Start of RECORDS FOR THIS EXERCISE
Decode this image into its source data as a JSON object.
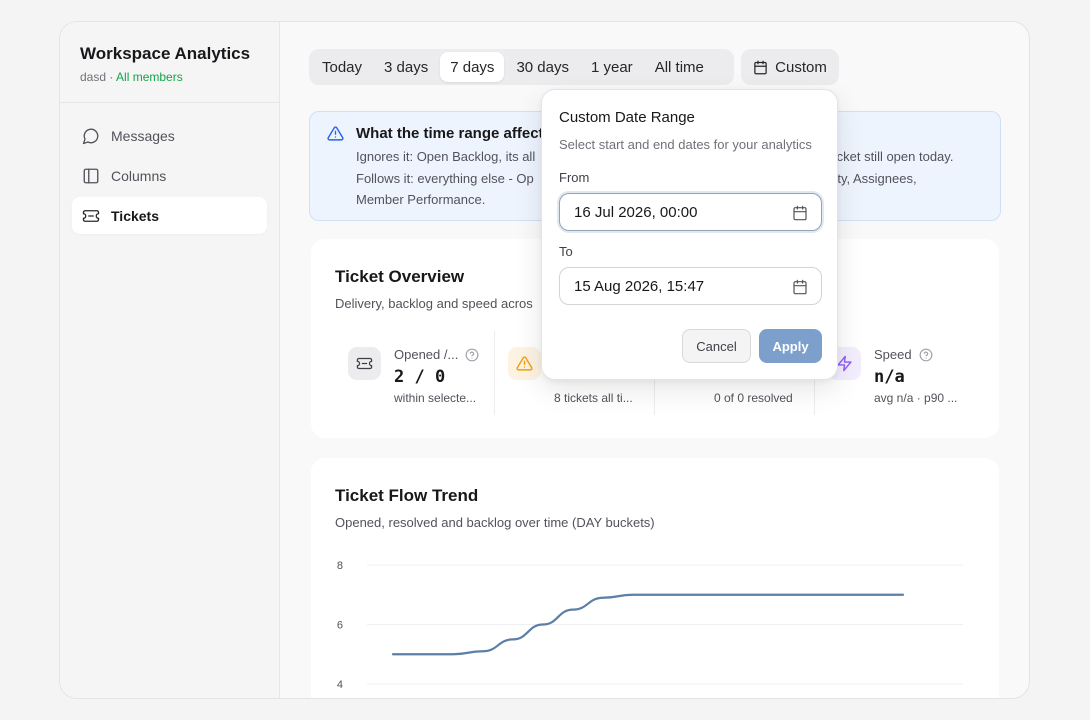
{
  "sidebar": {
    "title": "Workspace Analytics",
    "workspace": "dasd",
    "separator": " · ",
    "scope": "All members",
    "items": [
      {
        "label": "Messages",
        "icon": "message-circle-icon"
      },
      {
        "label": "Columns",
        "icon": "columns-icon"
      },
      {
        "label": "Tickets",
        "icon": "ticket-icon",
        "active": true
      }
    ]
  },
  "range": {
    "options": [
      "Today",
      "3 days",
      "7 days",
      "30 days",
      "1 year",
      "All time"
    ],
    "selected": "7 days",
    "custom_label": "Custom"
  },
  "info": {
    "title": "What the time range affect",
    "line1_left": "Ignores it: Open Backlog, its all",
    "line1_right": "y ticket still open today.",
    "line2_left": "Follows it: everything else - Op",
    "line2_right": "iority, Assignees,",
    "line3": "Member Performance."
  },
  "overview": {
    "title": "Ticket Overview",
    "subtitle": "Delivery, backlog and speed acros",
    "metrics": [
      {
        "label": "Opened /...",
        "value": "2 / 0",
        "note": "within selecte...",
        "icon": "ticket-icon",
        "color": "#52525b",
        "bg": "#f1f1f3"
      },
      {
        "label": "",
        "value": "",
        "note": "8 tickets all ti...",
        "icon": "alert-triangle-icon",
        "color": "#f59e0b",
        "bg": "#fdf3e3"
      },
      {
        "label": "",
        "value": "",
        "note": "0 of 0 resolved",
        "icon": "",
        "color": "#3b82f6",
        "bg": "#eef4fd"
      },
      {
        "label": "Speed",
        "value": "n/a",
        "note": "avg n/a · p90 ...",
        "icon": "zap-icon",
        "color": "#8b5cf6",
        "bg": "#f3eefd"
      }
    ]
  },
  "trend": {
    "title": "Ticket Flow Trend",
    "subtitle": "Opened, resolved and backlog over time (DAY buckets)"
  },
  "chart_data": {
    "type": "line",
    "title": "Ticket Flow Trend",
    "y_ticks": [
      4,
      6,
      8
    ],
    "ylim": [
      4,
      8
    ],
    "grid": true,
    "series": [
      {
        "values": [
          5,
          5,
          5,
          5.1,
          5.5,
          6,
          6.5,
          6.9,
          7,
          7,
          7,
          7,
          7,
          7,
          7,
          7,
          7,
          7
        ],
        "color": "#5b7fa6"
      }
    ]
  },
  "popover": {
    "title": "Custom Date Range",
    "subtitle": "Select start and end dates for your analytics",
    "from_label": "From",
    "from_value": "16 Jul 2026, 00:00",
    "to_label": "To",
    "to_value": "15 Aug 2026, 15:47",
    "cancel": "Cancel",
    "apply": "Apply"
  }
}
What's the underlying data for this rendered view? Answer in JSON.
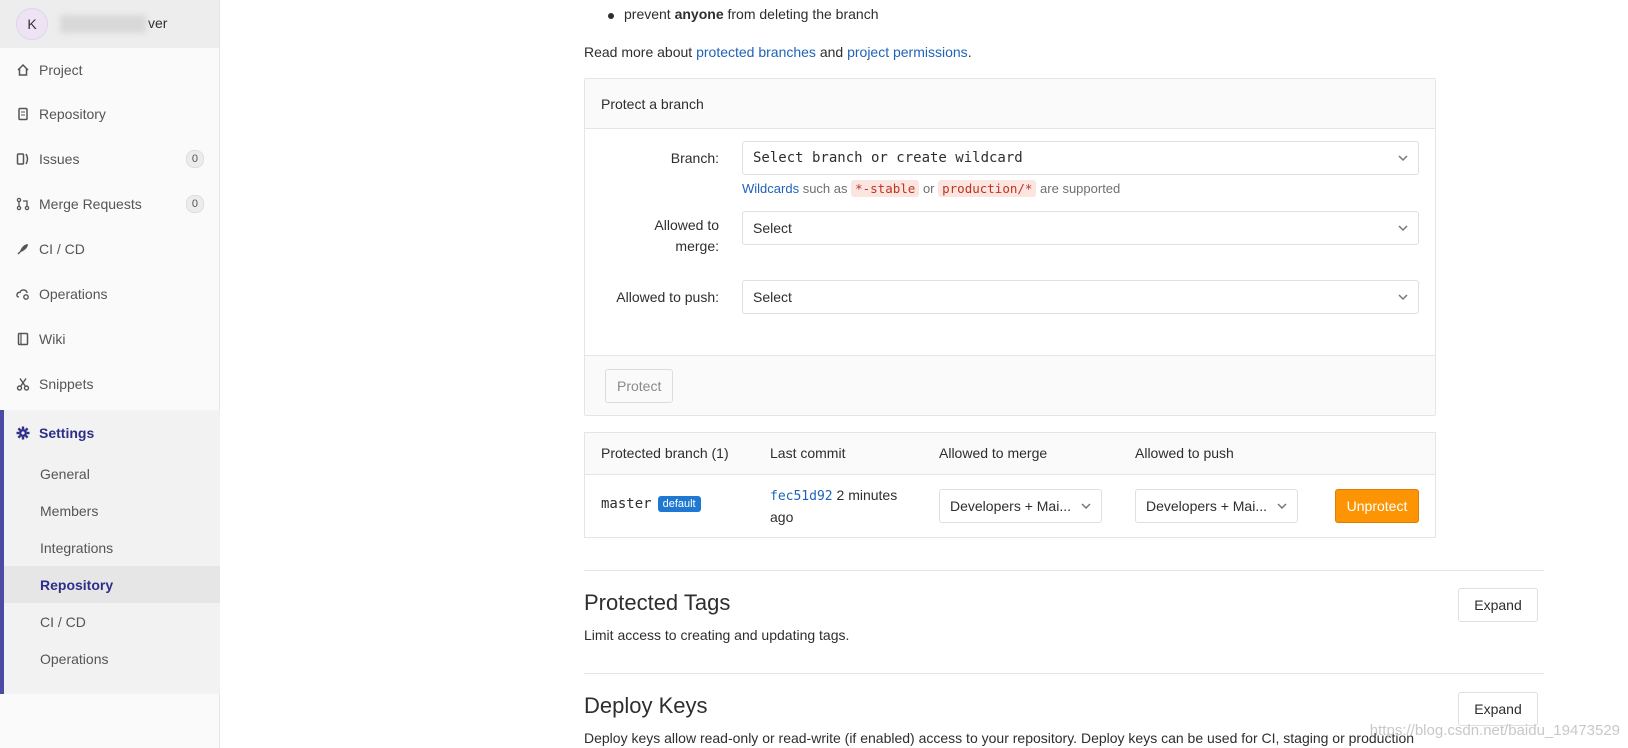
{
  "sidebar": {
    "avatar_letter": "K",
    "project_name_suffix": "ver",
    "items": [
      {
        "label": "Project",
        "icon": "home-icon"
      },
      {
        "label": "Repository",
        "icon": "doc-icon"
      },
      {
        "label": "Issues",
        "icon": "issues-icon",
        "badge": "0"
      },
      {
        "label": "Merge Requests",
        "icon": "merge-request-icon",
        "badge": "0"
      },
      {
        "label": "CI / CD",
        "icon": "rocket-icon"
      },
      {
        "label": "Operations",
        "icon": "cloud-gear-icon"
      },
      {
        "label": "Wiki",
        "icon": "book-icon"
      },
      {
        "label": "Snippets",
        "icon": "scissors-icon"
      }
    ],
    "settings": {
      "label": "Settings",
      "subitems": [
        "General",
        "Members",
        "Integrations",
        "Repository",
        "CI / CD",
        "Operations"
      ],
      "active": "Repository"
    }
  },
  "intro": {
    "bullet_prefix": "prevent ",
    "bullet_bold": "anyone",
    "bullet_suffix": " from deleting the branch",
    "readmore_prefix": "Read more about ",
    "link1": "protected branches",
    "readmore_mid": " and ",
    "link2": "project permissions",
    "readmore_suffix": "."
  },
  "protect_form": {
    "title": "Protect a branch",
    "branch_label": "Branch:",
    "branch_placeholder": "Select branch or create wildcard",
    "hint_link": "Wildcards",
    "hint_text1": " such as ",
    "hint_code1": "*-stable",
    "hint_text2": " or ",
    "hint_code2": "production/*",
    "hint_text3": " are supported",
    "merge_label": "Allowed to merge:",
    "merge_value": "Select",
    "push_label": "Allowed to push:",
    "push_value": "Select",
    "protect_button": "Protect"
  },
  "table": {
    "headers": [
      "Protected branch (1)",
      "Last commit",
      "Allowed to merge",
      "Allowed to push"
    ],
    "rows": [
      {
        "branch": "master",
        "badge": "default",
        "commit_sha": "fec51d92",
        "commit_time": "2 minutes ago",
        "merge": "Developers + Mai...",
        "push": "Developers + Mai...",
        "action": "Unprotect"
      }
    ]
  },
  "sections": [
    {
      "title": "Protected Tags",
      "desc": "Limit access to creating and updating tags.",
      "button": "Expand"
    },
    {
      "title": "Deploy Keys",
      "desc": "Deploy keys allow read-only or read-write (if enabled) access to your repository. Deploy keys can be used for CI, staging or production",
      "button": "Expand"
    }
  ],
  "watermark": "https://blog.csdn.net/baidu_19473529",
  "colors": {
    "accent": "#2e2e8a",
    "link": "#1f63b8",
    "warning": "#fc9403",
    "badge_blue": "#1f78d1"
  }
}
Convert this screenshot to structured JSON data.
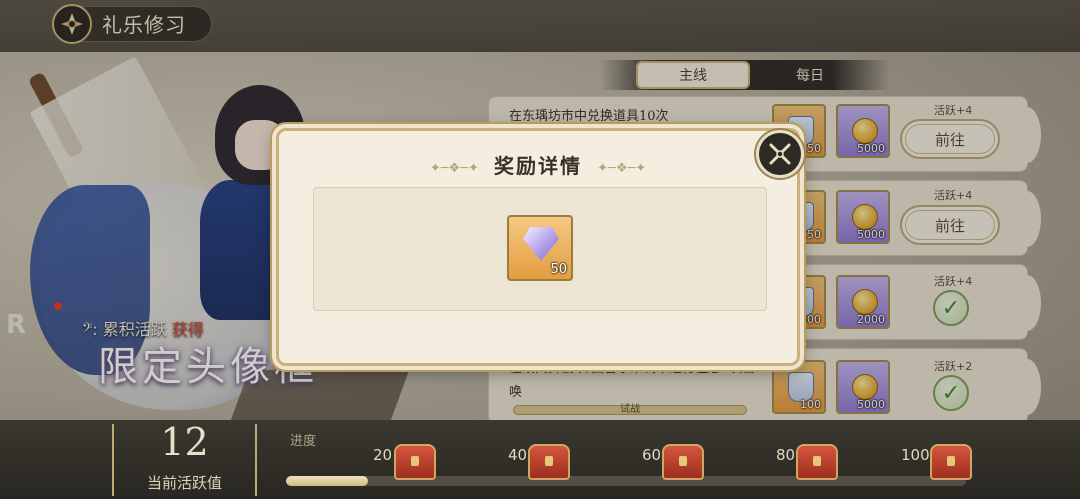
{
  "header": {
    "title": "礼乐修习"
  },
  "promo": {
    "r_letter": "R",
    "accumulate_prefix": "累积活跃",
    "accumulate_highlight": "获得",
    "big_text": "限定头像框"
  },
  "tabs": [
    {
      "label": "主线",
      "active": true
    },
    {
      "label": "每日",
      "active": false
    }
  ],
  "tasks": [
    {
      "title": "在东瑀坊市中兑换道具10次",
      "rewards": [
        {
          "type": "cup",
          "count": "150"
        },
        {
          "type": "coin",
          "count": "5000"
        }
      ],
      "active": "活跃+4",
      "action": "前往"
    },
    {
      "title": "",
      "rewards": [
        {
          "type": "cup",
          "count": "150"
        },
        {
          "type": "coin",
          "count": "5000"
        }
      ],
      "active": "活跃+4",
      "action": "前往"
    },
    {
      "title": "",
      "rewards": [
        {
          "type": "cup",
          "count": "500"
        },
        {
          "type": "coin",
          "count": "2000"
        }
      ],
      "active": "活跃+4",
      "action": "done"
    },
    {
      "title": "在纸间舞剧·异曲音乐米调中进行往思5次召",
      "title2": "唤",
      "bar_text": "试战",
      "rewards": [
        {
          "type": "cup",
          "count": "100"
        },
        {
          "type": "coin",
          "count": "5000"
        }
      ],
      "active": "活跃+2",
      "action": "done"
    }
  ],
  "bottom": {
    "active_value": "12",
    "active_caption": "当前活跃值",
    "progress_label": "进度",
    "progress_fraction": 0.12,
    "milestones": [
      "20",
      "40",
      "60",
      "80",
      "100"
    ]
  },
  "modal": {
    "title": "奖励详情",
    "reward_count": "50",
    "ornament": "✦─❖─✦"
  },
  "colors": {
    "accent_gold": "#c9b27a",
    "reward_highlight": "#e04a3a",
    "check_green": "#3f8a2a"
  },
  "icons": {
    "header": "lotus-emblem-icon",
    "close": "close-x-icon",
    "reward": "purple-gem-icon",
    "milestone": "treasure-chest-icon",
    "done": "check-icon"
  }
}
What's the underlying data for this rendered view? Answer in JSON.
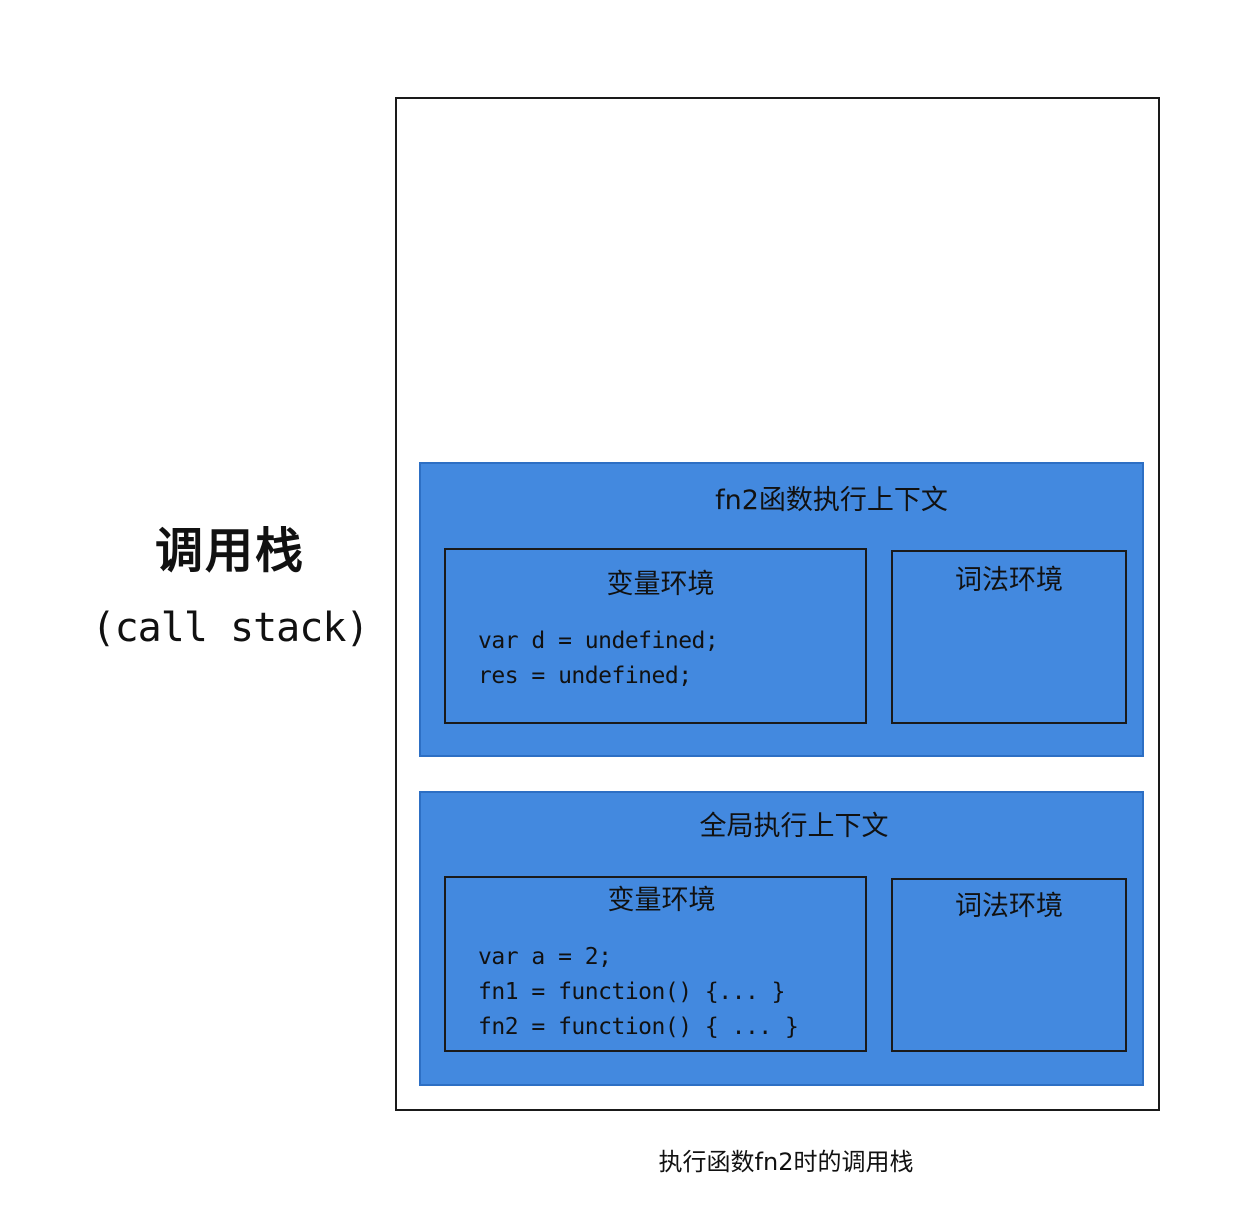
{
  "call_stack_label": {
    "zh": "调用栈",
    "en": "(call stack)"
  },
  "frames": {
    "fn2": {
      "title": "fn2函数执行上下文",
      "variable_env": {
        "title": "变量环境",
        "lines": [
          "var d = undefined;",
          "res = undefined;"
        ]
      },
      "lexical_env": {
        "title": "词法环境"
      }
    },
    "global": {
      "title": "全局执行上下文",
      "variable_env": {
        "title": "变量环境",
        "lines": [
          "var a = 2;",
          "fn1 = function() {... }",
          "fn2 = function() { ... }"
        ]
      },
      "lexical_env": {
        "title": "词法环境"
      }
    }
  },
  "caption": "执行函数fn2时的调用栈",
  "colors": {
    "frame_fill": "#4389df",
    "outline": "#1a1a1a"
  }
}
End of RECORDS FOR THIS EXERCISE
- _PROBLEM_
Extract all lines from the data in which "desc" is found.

- _REPLY_
      "desc": "Limit access to creating and updating tags.",
      "desc": "Deploy keys allow read-only or read-write (if enabled) access to your repository. Deploy keys can be used for CI, staging or production",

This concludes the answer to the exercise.